The first snowfall of the season Saturday caused several crashes across the metro.
In one crash, a man lost both legs and a woman lost a leg when a driver going too fast for the road conditions slammed into them.
Police are reminding drivers of Nebraska’s move-over law, to help keep people safe on the highway.
It’s a simple law that can save lives.
The move over law requires drivers to change lanes if there is a stalled vehicle accompanied by emergency vehicles or a tow truck on the side of the highway.
"It’s very important to stay alert, don't be distracted and always give that person who is in that emergency lane an extra margin of safety by giving the courtesy of moving over," said Rose White, Nebraska AAA.

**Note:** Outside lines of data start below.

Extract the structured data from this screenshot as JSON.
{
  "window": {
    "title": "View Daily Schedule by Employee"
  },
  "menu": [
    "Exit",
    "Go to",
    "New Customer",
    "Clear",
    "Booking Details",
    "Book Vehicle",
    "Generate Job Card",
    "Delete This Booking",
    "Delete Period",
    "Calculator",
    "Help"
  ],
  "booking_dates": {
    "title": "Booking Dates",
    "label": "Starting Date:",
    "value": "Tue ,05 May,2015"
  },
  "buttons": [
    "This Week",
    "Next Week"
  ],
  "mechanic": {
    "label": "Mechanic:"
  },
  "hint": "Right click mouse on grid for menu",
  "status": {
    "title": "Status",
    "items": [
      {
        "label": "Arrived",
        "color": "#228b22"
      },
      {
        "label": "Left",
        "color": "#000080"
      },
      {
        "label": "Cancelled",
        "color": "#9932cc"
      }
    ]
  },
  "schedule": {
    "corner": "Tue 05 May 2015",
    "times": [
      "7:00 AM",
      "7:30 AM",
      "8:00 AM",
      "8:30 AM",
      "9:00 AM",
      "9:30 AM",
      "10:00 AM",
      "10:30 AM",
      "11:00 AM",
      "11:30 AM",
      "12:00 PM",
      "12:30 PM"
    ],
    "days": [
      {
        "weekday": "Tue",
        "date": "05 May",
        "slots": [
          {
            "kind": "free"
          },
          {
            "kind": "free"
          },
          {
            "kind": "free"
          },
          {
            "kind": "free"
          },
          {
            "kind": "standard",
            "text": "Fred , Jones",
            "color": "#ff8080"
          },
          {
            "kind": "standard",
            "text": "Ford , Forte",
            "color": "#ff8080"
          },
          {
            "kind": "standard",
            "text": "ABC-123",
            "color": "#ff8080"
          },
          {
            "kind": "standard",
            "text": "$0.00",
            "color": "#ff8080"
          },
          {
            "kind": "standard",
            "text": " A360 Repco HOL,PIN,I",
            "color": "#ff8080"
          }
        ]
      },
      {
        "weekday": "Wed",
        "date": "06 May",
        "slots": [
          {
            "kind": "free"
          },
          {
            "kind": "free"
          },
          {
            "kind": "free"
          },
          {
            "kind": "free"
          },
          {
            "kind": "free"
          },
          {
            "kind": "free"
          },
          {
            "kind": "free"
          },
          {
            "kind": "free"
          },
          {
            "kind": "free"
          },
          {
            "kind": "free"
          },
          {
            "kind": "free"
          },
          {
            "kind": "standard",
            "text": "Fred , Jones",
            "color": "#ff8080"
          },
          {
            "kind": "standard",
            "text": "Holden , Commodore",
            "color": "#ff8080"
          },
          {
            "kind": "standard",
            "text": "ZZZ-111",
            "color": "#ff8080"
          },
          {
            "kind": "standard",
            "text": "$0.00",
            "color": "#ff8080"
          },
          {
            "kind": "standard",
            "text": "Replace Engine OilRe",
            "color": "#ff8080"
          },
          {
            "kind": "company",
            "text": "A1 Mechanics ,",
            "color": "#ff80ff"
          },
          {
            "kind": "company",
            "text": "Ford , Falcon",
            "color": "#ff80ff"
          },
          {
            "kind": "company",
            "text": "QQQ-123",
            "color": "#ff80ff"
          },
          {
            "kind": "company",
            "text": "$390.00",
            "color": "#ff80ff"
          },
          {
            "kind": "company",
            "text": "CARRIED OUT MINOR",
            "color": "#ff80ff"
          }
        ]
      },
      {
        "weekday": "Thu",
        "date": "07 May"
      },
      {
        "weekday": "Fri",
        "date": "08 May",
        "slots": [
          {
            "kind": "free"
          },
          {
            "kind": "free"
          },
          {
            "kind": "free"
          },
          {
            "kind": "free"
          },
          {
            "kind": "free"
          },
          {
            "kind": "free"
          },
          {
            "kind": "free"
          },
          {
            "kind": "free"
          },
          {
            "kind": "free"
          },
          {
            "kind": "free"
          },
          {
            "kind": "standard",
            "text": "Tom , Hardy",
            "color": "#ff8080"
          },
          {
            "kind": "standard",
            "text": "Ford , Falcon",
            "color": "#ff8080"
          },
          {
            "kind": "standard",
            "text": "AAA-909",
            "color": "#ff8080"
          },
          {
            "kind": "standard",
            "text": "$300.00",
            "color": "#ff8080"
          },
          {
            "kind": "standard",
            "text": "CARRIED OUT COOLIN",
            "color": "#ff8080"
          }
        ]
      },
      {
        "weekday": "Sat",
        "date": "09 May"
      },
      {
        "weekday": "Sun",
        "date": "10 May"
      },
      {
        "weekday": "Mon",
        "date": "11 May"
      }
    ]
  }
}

Monday, KMTV filmed a driver not moving out of the way of an emergency vehicle – that’s against the law and can carry a $100 fine.

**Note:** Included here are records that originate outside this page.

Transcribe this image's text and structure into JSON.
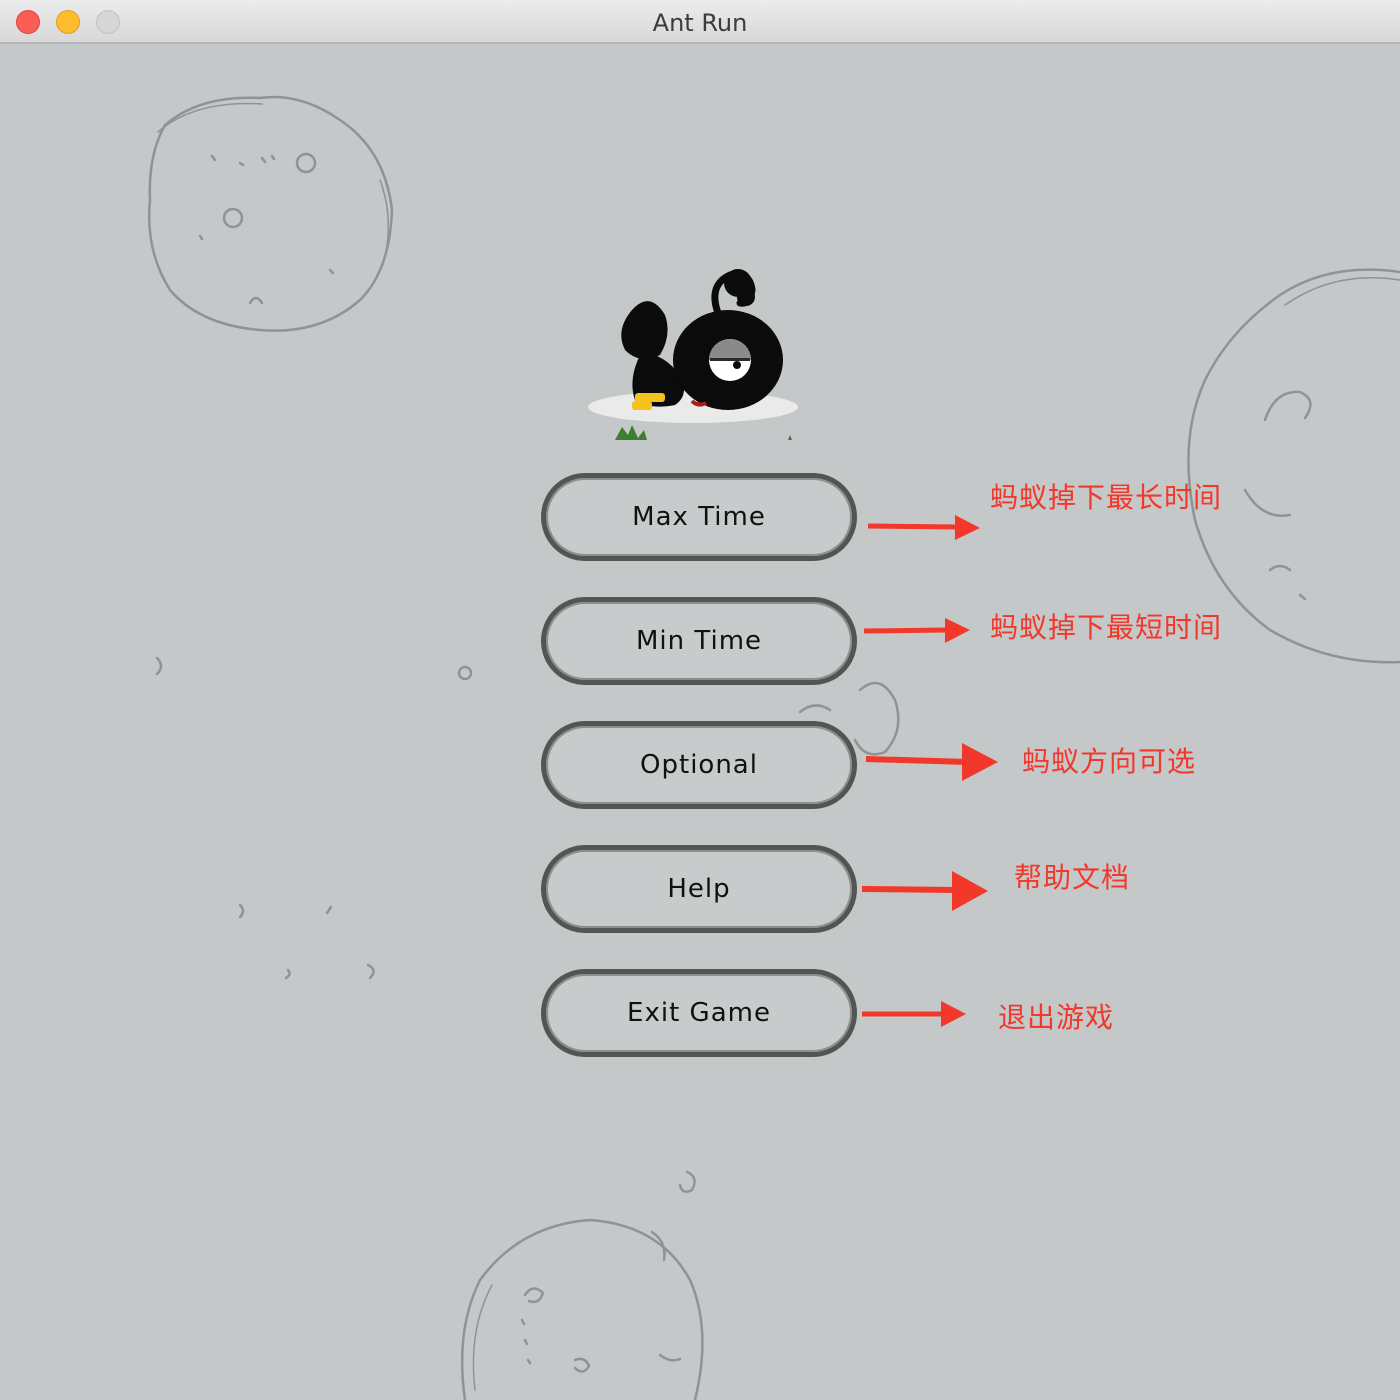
{
  "window": {
    "title": "Ant Run"
  },
  "colors": {
    "background": "#c4c8c8",
    "button_border": "#545454",
    "annotation": "#f2372b"
  },
  "menu": {
    "buttons": [
      {
        "label": "Max Time",
        "icon": ""
      },
      {
        "label": "Min Time",
        "icon": ""
      },
      {
        "label": "Optional",
        "icon": ""
      },
      {
        "label": "Help",
        "icon": ""
      },
      {
        "label": "Exit Game",
        "icon": ""
      }
    ]
  },
  "annotations": [
    {
      "text": "蚂蚁掉下最长时间",
      "target": "Max Time"
    },
    {
      "text": "蚂蚁掉下最短时间",
      "target": "Min Time"
    },
    {
      "text": "蚂蚁方向可选",
      "target": "Optional"
    },
    {
      "text": "帮助文档",
      "target": "Help"
    },
    {
      "text": "退出游戏",
      "target": "Exit Game"
    }
  ],
  "icons": {
    "logo": "ant-mascot-icon",
    "close": "close-window-icon",
    "minimize": "minimize-window-icon",
    "zoom": "zoom-window-icon"
  }
}
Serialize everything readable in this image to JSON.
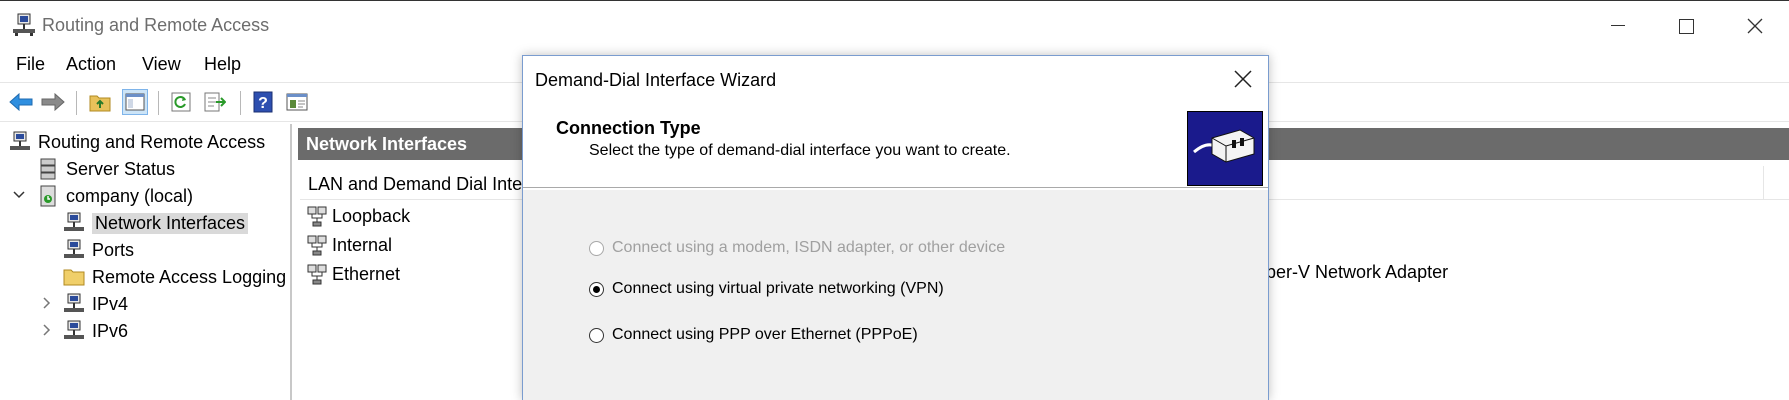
{
  "window": {
    "title": "Routing and Remote Access"
  },
  "menu": [
    "File",
    "Action",
    "View",
    "Help"
  ],
  "toolbar": {
    "icons": [
      "back-icon",
      "forward-icon",
      "up-folder-icon",
      "show-hide-tree-icon",
      "refresh-icon",
      "export-list-icon",
      "help-icon",
      "console-icon"
    ]
  },
  "tree": {
    "root": "Routing and Remote Access",
    "server_status": "Server Status",
    "server": "company (local)",
    "network_interfaces": "Network Interfaces",
    "ports": "Ports",
    "remote_access_logging": "Remote Access Logging",
    "ipv4": "IPv4",
    "ipv6": "IPv6"
  },
  "right_pane": {
    "title": "Network Interfaces",
    "column": "LAN and Demand Dial Inter",
    "rows": [
      "Loopback",
      "Internal",
      "Ethernet"
    ],
    "device_partial": "per-V Network Adapter"
  },
  "dialog": {
    "title": "Demand-Dial Interface Wizard",
    "heading": "Connection Type",
    "subtitle": "Select the type of demand-dial interface you want to create.",
    "options": [
      {
        "label": "Connect using a modem, ISDN adapter, or other device",
        "checked": false,
        "disabled": true
      },
      {
        "label": "Connect using virtual private networking (VPN)",
        "checked": true,
        "disabled": false
      },
      {
        "label": "Connect using PPP over Ethernet (PPPoE)",
        "checked": false,
        "disabled": false
      }
    ]
  },
  "colors": {
    "header_gray": "#6b6b6b",
    "selection": "#d9d9d9",
    "dialog_body": "#f0f0f0",
    "wizard_image": "#1a1a8c"
  }
}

"First offense is a traffic citation,” said Sgt. Doug Klein. “Second offense is a misdemeanor crime. On top of that are legal ramifications."
Not moving out of the way for a stalled vehicle can be deadly, Kein said.
"I don't know anyone who would want that on their conscience if they hit somebody and seriously injured or killed them," Klein said.
White has this advice if you're stalled in a bad spot on an interstate or highway.
"If you're in a dangerous spot and you do not feel comfortable, what I do advise is call law enforcement,” White said. “Indicate that you're in an area where you're disabled. Give them your location and I'm sure they'd be more than happy to provide that extra assistance."
Driver Sara Michael says the move over law should go further and apply to vehicles broken down in general.
"I do think it is just common sense, and if it's not it should be," Michael said. “It shouldn't have to be in writing, but it clearly needs to be in writing and it needs to be something that the public is made more aware of."
Both police and AAA recommend drivers who are stalled in a terrible spot, such as in a lane or median, should stay in their vehicle, leave the seatbelt on and call 911.